The necessity of treating diesel fuel.June 26, 2018
With giddy anticipation we are all anxious to get out in the field and begin planting. The seed meters are calibrated, soil testing has been done, the perfect hybrid is in the hopper, and the tractor has been completely serviced —- or has it? We thought of everything except the need to treat the diesel fuel. A misconception being fuel only needs to be treated in the winter.
A diesel engine operates on a unique principle of combustion. There are three stages:
- Delay: End of compression and after the start of injection. The fuel does not ignite immediately. This is called the delay period.
- Rapid combustion: A sudden rise in pressure (diesel knock). This is when the fuel is first burned.
- Controlled combustion: Once the first fuel is burned injection continues.
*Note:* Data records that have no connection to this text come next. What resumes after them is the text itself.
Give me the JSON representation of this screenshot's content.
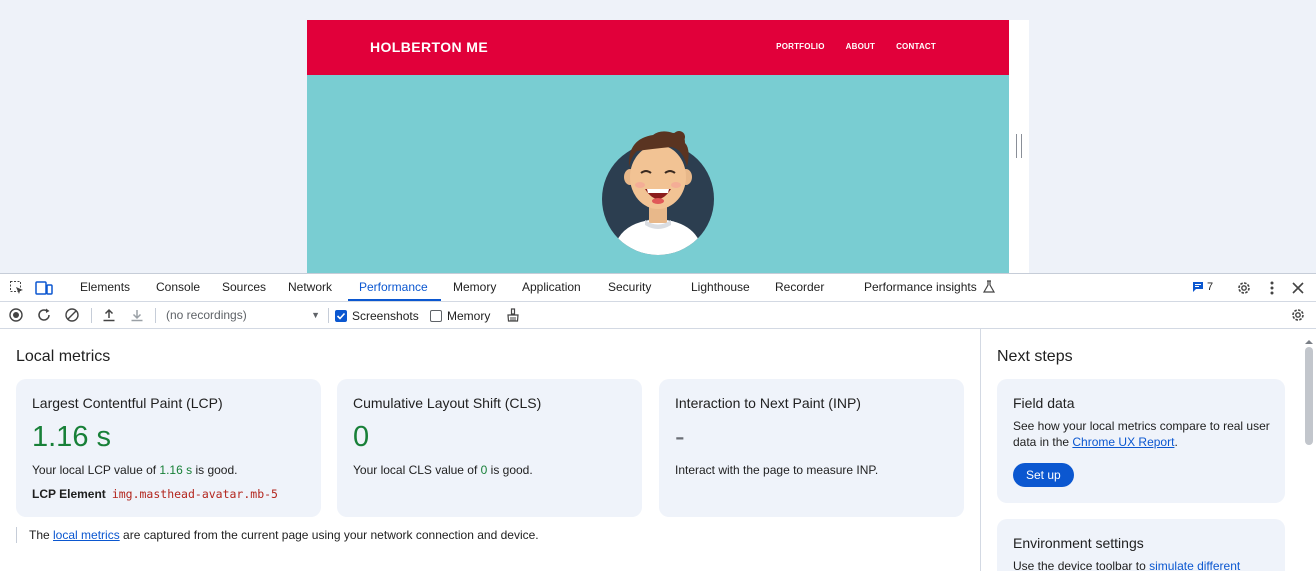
{
  "site": {
    "brand": "HOLBERTON ME",
    "nav": [
      "PORTFOLIO",
      "ABOUT",
      "CONTACT"
    ],
    "colors": {
      "header": "#e1003a",
      "hero": "#79cdd2"
    }
  },
  "devtools": {
    "tabs": [
      {
        "label": "Elements",
        "id": "elements"
      },
      {
        "label": "Console",
        "id": "console"
      },
      {
        "label": "Sources",
        "id": "sources"
      },
      {
        "label": "Network",
        "id": "network"
      },
      {
        "label": "Performance",
        "id": "performance",
        "active": true
      },
      {
        "label": "Memory",
        "id": "memory"
      },
      {
        "label": "Application",
        "id": "application"
      },
      {
        "label": "Security",
        "id": "security"
      },
      {
        "label": "Lighthouse",
        "id": "lighthouse"
      },
      {
        "label": "Recorder",
        "id": "recorder"
      },
      {
        "label": "Performance insights",
        "id": "performance-insights"
      }
    ],
    "issues_count": "7",
    "toolbar": {
      "recordings_placeholder": "(no recordings)",
      "screenshots_label": "Screenshots",
      "screenshots_checked": true,
      "memory_label": "Memory",
      "memory_checked": false
    },
    "local_metrics": {
      "title": "Local metrics",
      "cards": [
        {
          "title": "Largest Contentful Paint (LCP)",
          "value": "1.16 s",
          "desc_before": "Your local LCP value of ",
          "desc_value": "1.16 s",
          "desc_after": " is good.",
          "element_label": "LCP Element",
          "element_value": "img.masthead-avatar.mb-5"
        },
        {
          "title": "Cumulative Layout Shift (CLS)",
          "value": "0",
          "desc_before": "Your local CLS value of ",
          "desc_value": "0",
          "desc_after": " is good."
        },
        {
          "title": "Interaction to Next Paint (INP)",
          "value": "-",
          "desc_full": "Interact with the page to measure INP."
        }
      ],
      "footnote_before": "The ",
      "footnote_link": "local metrics",
      "footnote_after": " are captured from the current page using your network connection and device."
    },
    "next_steps": {
      "title": "Next steps",
      "field_data": {
        "title": "Field data",
        "desc_before": "See how your local metrics compare to real user data in the ",
        "desc_link": "Chrome UX Report",
        "desc_after": ".",
        "button": "Set up"
      },
      "environment": {
        "title": "Environment settings",
        "desc_before": "Use the device toolbar to ",
        "desc_link": "simulate different"
      }
    },
    "colors": {
      "accent": "#0b57d0",
      "good": "#188038"
    }
  }
}
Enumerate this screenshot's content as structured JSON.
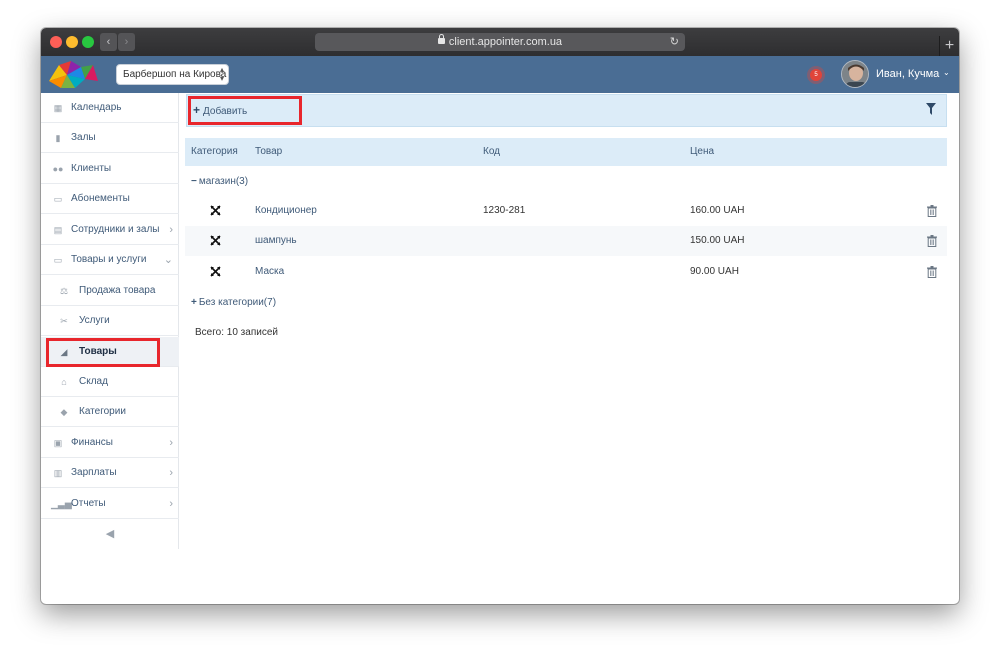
{
  "browser": {
    "url": "client.appointer.com.ua"
  },
  "header": {
    "branch": "Барбершоп на Кирова",
    "notification_count": "5",
    "user_name": "Иван, Кучма"
  },
  "sidebar": {
    "items": [
      {
        "label": "Календарь",
        "icon": "calendar-icon"
      },
      {
        "label": "Залы",
        "icon": "bookmark-icon"
      },
      {
        "label": "Клиенты",
        "icon": "users-icon"
      },
      {
        "label": "Абонементы",
        "icon": "card-icon"
      },
      {
        "label": "Сотрудники и залы",
        "icon": "id-card-icon"
      },
      {
        "label": "Товары и услуги",
        "icon": "card-icon"
      },
      {
        "label": "Продажа товара",
        "icon": "scales-icon"
      },
      {
        "label": "Услуги",
        "icon": "scissors-icon"
      },
      {
        "label": "Товары",
        "icon": "tag-icon"
      },
      {
        "label": "Склад",
        "icon": "bank-icon"
      },
      {
        "label": "Категории",
        "icon": "tags-icon"
      },
      {
        "label": "Финансы",
        "icon": "money-icon"
      },
      {
        "label": "Зарплаты",
        "icon": "calculator-icon"
      },
      {
        "label": "Отчеты",
        "icon": "bar-chart-icon"
      }
    ]
  },
  "toolbar": {
    "add_label": "Добавить"
  },
  "table": {
    "columns": [
      "Категория",
      "Товар",
      "Код",
      "Цена"
    ],
    "group_open": "магазин(3)",
    "rows": [
      {
        "name": "Кондиционер",
        "code": "1230-281",
        "price": "160.00 UAH"
      },
      {
        "name": "шампунь",
        "code": "",
        "price": "150.00 UAH"
      },
      {
        "name": "Маска",
        "code": "",
        "price": "90.00 UAH"
      }
    ],
    "group_closed": "Без категории(7)",
    "total": "Всего: 10 записей"
  },
  "colors": {
    "header": "#4a6d94",
    "accent_light": "#dcecf8",
    "highlight": "#e8262c"
  }
}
The additional fuel is burned as it is mixed with air.
The chemical composition of the fuel impacts how combustion occurs.
Diesel fuel is a commodity and is traded like grain. The product has the minimum combustion and lubricity properties required by law.
The composition of the fuel will have an impact not only on how the engine runs but its fuel usage and future repair costs. The fuel the refinery produces for the most part is at odds with the requirements of the engine.
Unadditized diesel is base fuel and in most instances that is what you are buying. Even if you source a “premium” fuel you do not know its chemical composition. Lubricity is paramount with both mechanical injection and modern common rail systems.
Not treating diesel fuel would be like planting seed without any additional nutrients. The plant will grow but will not yield. The engine will run but not much more can be said.
The key is to use a high- quality additive that addresses all of the needs. Not all products do that. Think of it in terms of modes- of- action as you would herbicide. You want a year- round additive that can enhance lubricity, increase cetane, clean the injectors, improves combustion and removes deposits from the combustion chamber while controlling winter gelling.
I have found that FPPF Total Power is one of the best chemistries but there are others. It cost around five cents to treat a gallon of fuel when sourced in a five gallon pail (services 5,000 gallons).
It is easy to enjoy lower equipment costs and longer service life from your engines. Just treat all of the fuel year- round and give it no more thought. Have a safe and blessed planting season.